This week on Lifespan News, Brent Nally discusses niacin supplementation and how this vitamin affects metabolic pathways related to aging and could benefit sufferers of Parkinson’s disease.
A clinical trial on the effectiveness of niacin supplementation in Parkinson’s disease patients has recently been published in Frontiers in Aging Neuroscience. Niacin is a form of vitamin B3 that is commonly manufactured as a dietary supplement.
Patients with Parkinson’s have considerably lower amounts of vitamin B3 compared to controls. Patients with Parkinson’s also present with multiple symptoms consistent with vitamin B3 deficiency, including fatigue, disrupted sleep, and mood changes. Several known mechanisms of Parkinson’s disease interfere with vitamin B3 production and metabolism.
Furthermore, niacin impacts anti-aging pathways, such as DNA repair, metabolism, and NAD+ levels. 32 men and 15 women with an average age of 62 years and a diagnosis of Parkinson’s disease were enrolled in this double-blind study. They took daily supplements of either a placebo, 100 milligrams of niacin, or 250 milligrams of slow-release niacin.
Each patient was assessed before treatment and after three months of treatment. After the three-month follow-up, all of the participants were placed in the 250 milligrams experimental niacin group. The Unified Parkinson’s Disease Rating Scale is the study’s primary endpoint and it showed a high amount of variability at 3 months, but it improved from baseline at 12 months. Although there was no control group at the 12-month time point, scores improved by 3.5 points, while a decline of 5.5 points would have been expected over the same time period in a similar study population.
Many secondary measures also improved, including handwriting, perception of fatigue, mood, postural control, and frontal EEG rhythm. Several other measures, such as quality of sleep, did not change after 12 months of niacin treatment. These may or may not represent benefits, since decline might reasonably be expected based on disease progression.

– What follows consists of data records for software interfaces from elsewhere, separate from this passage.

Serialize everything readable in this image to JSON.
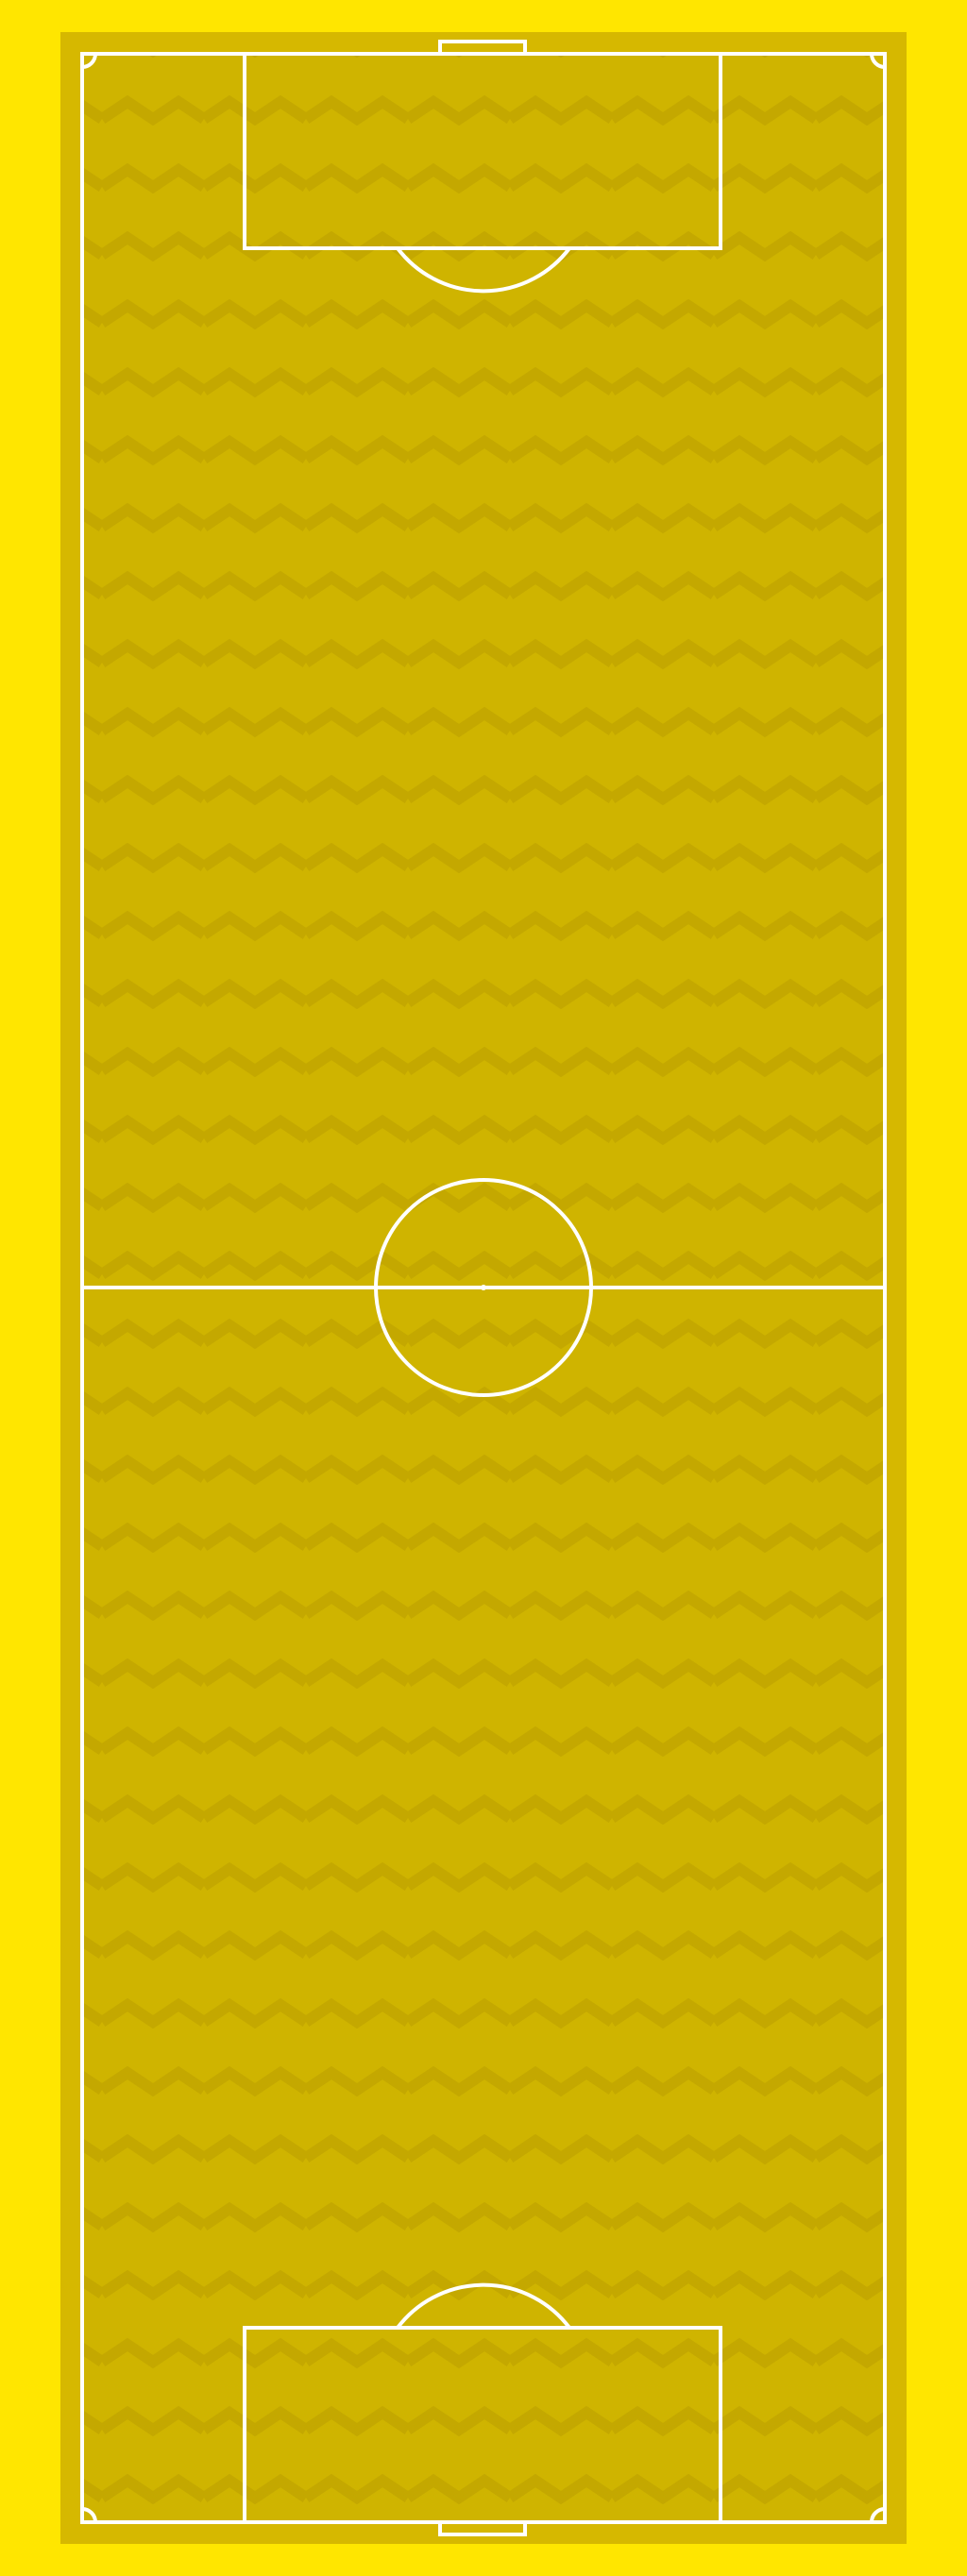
{
  "pitch": {
    "kind": "football-pitch",
    "orientation": "vertical",
    "colors": {
      "frame": "#FFE600",
      "surround": "#D6B800",
      "turf": "#CFB400",
      "zigzag": "#C4A800",
      "lines": "#FFFFFF"
    },
    "markings": [
      "touchlines",
      "goal-lines",
      "halfway-line",
      "centre-circle",
      "centre-spot",
      "penalty-area-top",
      "penalty-area-bottom",
      "penalty-arc-top",
      "penalty-arc-bottom",
      "goal-top",
      "goal-bottom",
      "corner-arcs"
    ]
  }
}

The effects that niacin supplementation had on these Parkinson’s disease patients were interesting, clinically meaningful, and statistically significant. However, nearly all of these effects were seen at 12 months of supplementation, where there was no longer a blinded placebo group to compare to. It’s true that the effects of niacin were impressive, especially with a supplement with a very high safety profile, but the placebo effect is no joke. It’s difficult to interpret the results of this study without a proper control group, so, hopefully, future studies will account for this along with more participants for longer periods.
The larger, slow-release niacin variant of 250 milligrams appeared to be the most effective. I currently take 50 milligrams of niacin in the morning or afternoon when I break my fast and another 50 milligrams of niacin when I eat dinner and I believe my niacin supplementation is benefiting my health, but I obviously don’t know for sure and I’m certainly not recommending that you take niacin.
I split up my niacin dosage because taking 100 milligrams of niacin at once has given me the common side effects of flushing, tingling, skin reddening, and sensations of heat. These side effects are even more likely if niacin is taken on an empty stomach so I’m always sure to only take niacin with a meal. I get blood tests every few months to check all my vitamin levels, but I sure would like to know what my vitamin levels were on a more frequent basis like daily or even hourly so I can supplement more effectively.
At the current rate of technological progress, this personalized precision medicine reality may just be a few years away, and we’ll be sure to be at the forefront of reporting these innovations. If you want to learn more about this study, then check out Lifespan.io’s article by Greg Gillispie in the description and we’ll see ya in the next video!